Early on, I felt fortunate to encounter books by three authors more attuned to such dialogues than most: the French historian Robert Mauzi’s study of the idea of happiness in the eighteenth century, a time when so many thinkers saw the quest for happiness as the great innovation, the glorious discovery of their time; the American philosopher V. J. McGill’s The Idea of Happiness, the most thorough historical study of philosophical theories of happiness; and the British biographer, memoirist, and historian of art and literature Peter Quennell’s The Pursuit of Happiness, recounting aesthetic and creative experiences that show how what he calls the gift of exhilarated seeing contributes to our understanding of happiness.7 Taken together, these books, written before the empirical studies of happiness in recent decades, illuminate much that has been felt and thought and written about happiness in the past. In turn, they help us think about the abundant research findings now coming to the fore – findings that, I believe, the three authors would have found of absorbing interest. Each of the three books, moreover, conveys the author’s personal stake in taking on a topic of such scope, along with a measure of hesitation. Should they proceed historically? Or consider particular questions such as that of the relationship between virtue and happiness? Or perhaps focus on individual authors or artists? It would not be possible to restrict their inquiry in such ways. Instead, unusually alert to the perennial controversies over happiness, they cast their nets widely, shedding new light, in the process, on well-known thinkers and bringing out of obscurity works rarely or never discussed in the context of happiness.

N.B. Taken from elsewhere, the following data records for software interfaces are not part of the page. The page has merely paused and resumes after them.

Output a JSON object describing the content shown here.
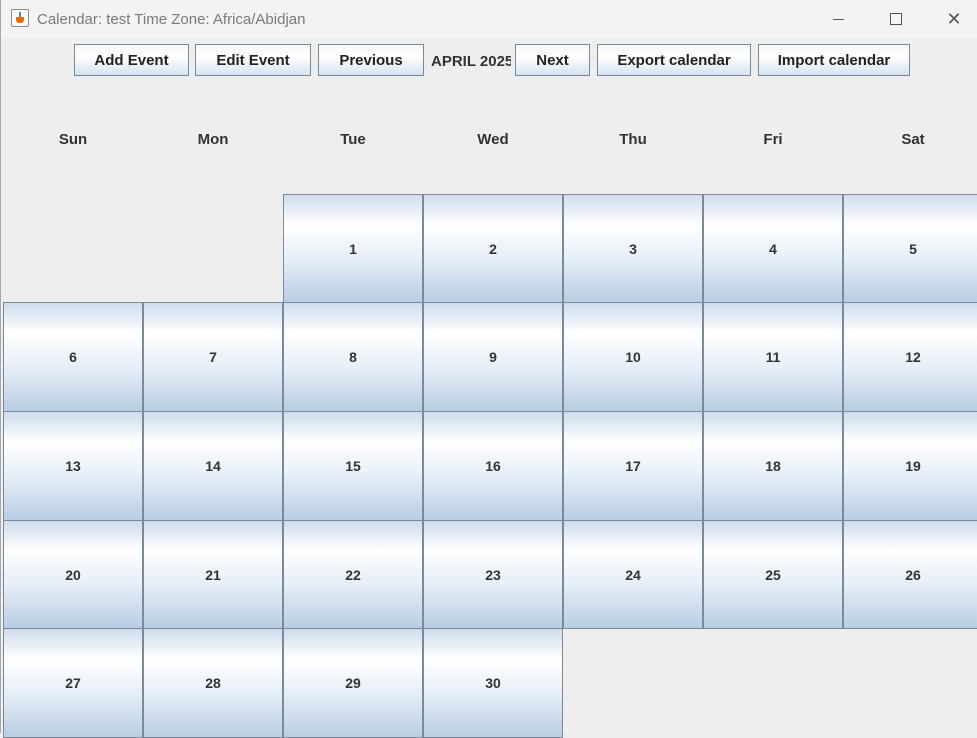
{
  "window": {
    "title": "Calendar: test Time Zone: Africa/Abidjan",
    "minimize_symbol": "",
    "maximize_symbol": "",
    "close_symbol": "✕"
  },
  "toolbar": {
    "add_event": "Add Event",
    "edit_event": "Edit Event",
    "previous": "Previous",
    "month_label": "APRIL 2025",
    "next": "Next",
    "export": "Export calendar",
    "import": "Import calendar"
  },
  "weekdays": [
    "Sun",
    "Mon",
    "Tue",
    "Wed",
    "Thu",
    "Fri",
    "Sat"
  ],
  "days": [
    "1",
    "2",
    "3",
    "4",
    "5",
    "6",
    "7",
    "8",
    "9",
    "10",
    "11",
    "12",
    "13",
    "14",
    "15",
    "16",
    "17",
    "18",
    "19",
    "20",
    "21",
    "22",
    "23",
    "24",
    "25",
    "26",
    "27",
    "28",
    "29",
    "30"
  ],
  "colors": {
    "background": "#eeeeee",
    "cell_border": "#7a8a99",
    "cell_gradient_top": "#cfdcec",
    "cell_gradient_bottom": "#b9cde3",
    "text": "#333333"
  },
  "icons": {
    "app": "java-cup-icon",
    "minimize": "minimize-icon",
    "maximize": "maximize-icon",
    "close": "close-icon"
  }
}
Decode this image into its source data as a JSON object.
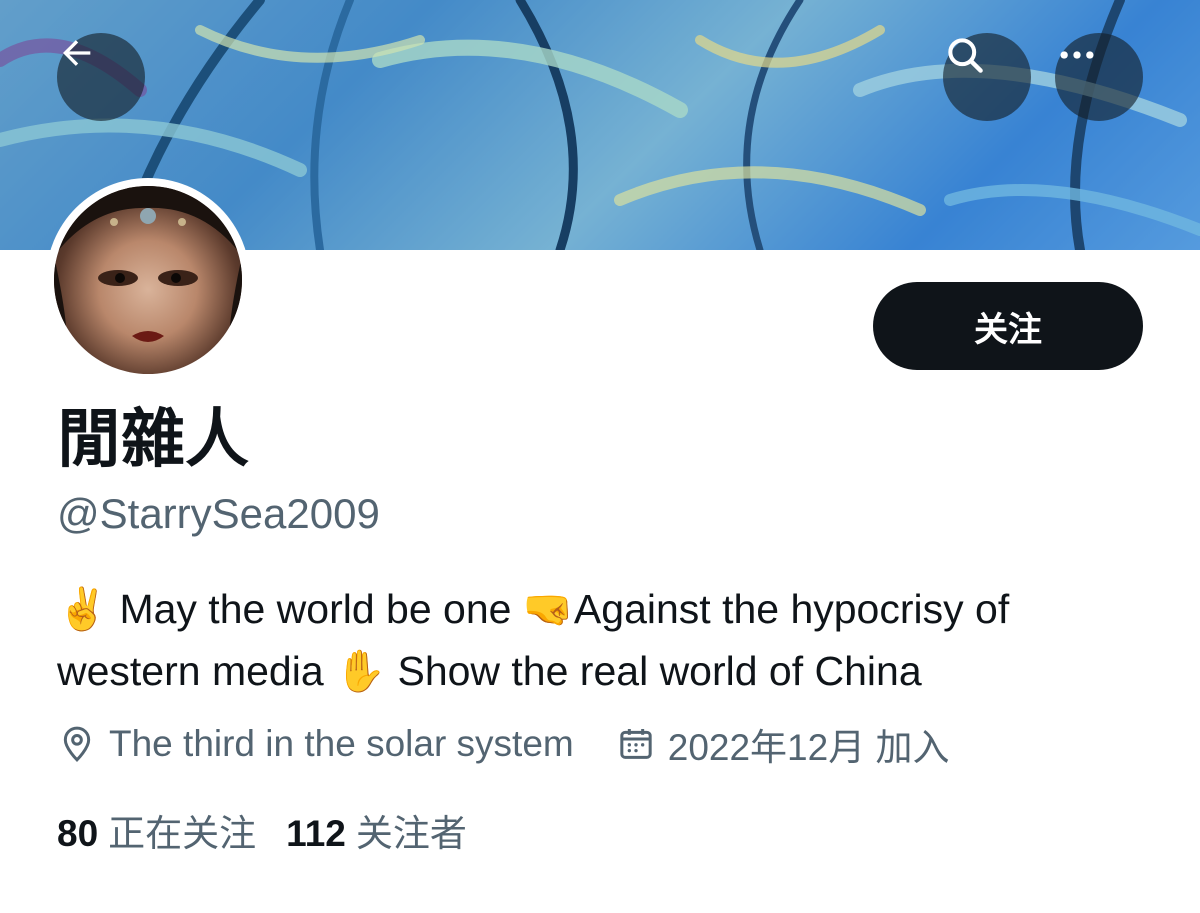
{
  "profile": {
    "display_name": "閒雜人",
    "handle": "@StarrySea2009",
    "bio_line1_parts": [
      "✌️",
      " May the world be one ",
      "🤜",
      "Against the hypocrisy of"
    ],
    "bio_line2_parts": [
      "western media ",
      "✋",
      " Show the real world of China"
    ],
    "location": "The third in the solar system",
    "joined": "2022年12月 加入"
  },
  "actions": {
    "follow_label": "关注"
  },
  "stats": {
    "following_count": "80",
    "following_label": "正在关注",
    "followers_count": "112",
    "followers_label": "关注者"
  },
  "icons": {
    "back": "arrow-left-icon",
    "search": "search-icon",
    "more": "more-horizontal-icon",
    "location": "location-pin-icon",
    "calendar": "calendar-icon"
  },
  "colors": {
    "text_primary": "#0f1419",
    "text_secondary": "#536471",
    "follow_button_bg": "#0f1419",
    "follow_button_text": "#ffffff"
  }
}
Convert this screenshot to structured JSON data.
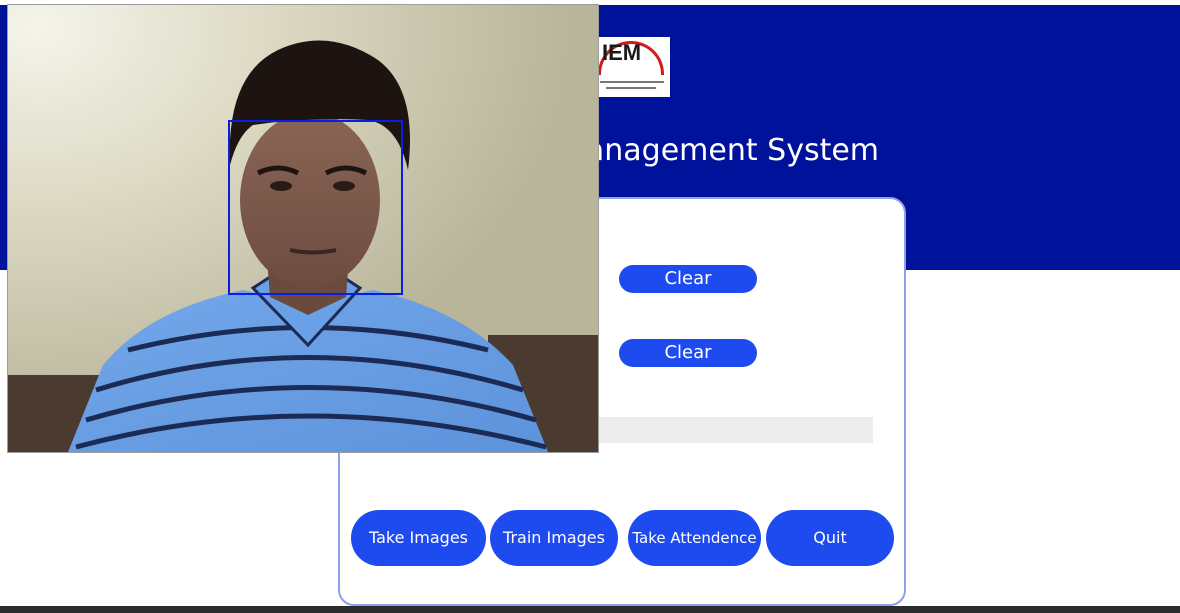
{
  "app": {
    "title": "Management System",
    "logo_text": "IEM",
    "accent_color": "#1e4bf0",
    "header_color": "#00129a"
  },
  "form": {
    "clear_buttons": [
      "Clear",
      "Clear"
    ]
  },
  "actions": {
    "take_images": "Take Images",
    "train_images": "Train Images",
    "take_attendance": "Take Attendence",
    "quit": "Quit"
  },
  "camera": {
    "face_box_color": "#0a1de0"
  }
}
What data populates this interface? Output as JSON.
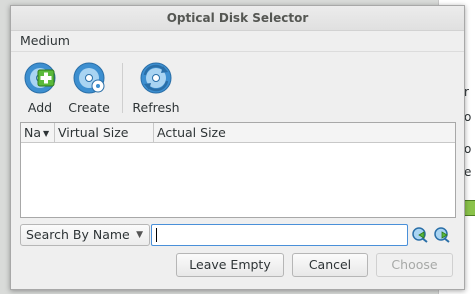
{
  "window": {
    "title": "Optical Disk Selector"
  },
  "menubar": {
    "medium": "Medium"
  },
  "toolbar": {
    "add": "Add",
    "create": "Create",
    "refresh": "Refresh"
  },
  "table": {
    "columns": [
      "Na",
      "Virtual Size",
      "Actual Size"
    ],
    "rows": []
  },
  "search": {
    "mode": "Search By Name",
    "value": ""
  },
  "buttons": {
    "leave_empty": "Leave Empty",
    "cancel": "Cancel",
    "choose": "Choose"
  },
  "background": {
    "glyphs": [
      "r",
      "o",
      "o",
      "e"
    ]
  },
  "colors": {
    "accent": "#4a90d9",
    "icon_blue": "#3d8fd0",
    "icon_green": "#5ab93b"
  }
}
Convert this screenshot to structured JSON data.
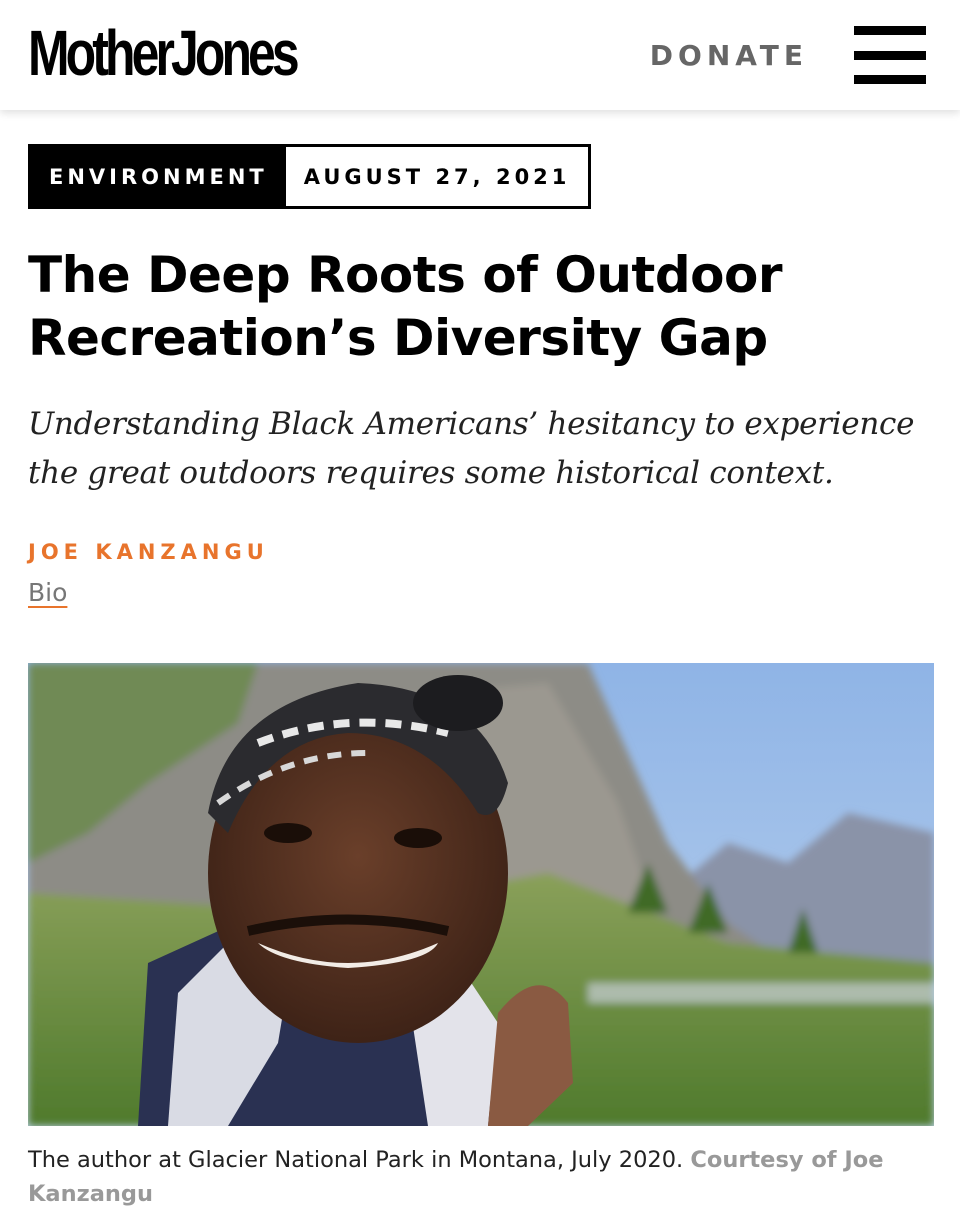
{
  "header": {
    "logo": "MotherJones",
    "donate_label": "DONATE"
  },
  "article": {
    "section": "ENVIRONMENT",
    "date": "AUGUST 27, 2021",
    "headline": "The Deep Roots of Outdoor Recreation’s Diversity Gap",
    "dek": "Understanding Black Americans’ hesitancy to experience the great outdoors requires some historical context.",
    "author": "JOE KANZANGU",
    "bio_label": "Bio",
    "caption": "The author at Glacier National Park in Montana, July 2020.",
    "credit": "Courtesy of Joe Kanzangu"
  },
  "colors": {
    "accent": "#e8742c",
    "donate": "#666666",
    "credit": "#999999"
  },
  "icons": {
    "menu": "hamburger-menu-icon"
  }
}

This book is the result of my having set out, years ago, to explore what we can learn about happiness. The more I have had a chance to study the clashing views on the subject and the passionate advocacy it can inspire, the more intrigued I have become by the voices and the personal experiences of those who have embarked on its study – the sages and poets and social theorists and increasingly, in recent decades, the social scientists, health professionals, and neuroscientists. As I have come across one person after another examining the subject, I have recognized similarities in their attempts to define happiness and to consider its relevance to the fundamental philosophical question of how one should live, no matter how profound their disagreement about the answer. I have listened for signs of awareness of such disagreements, with some individuals blithely ignoring challenges from outside their own field of expertise, at times moving to silence all critics, while others relish dialogues with friends and adversaries, present and past, whether in history, philosophy, religion, the arts, or the sciences – and, in so doing, invite us to strive to reach beyond our own perspectives.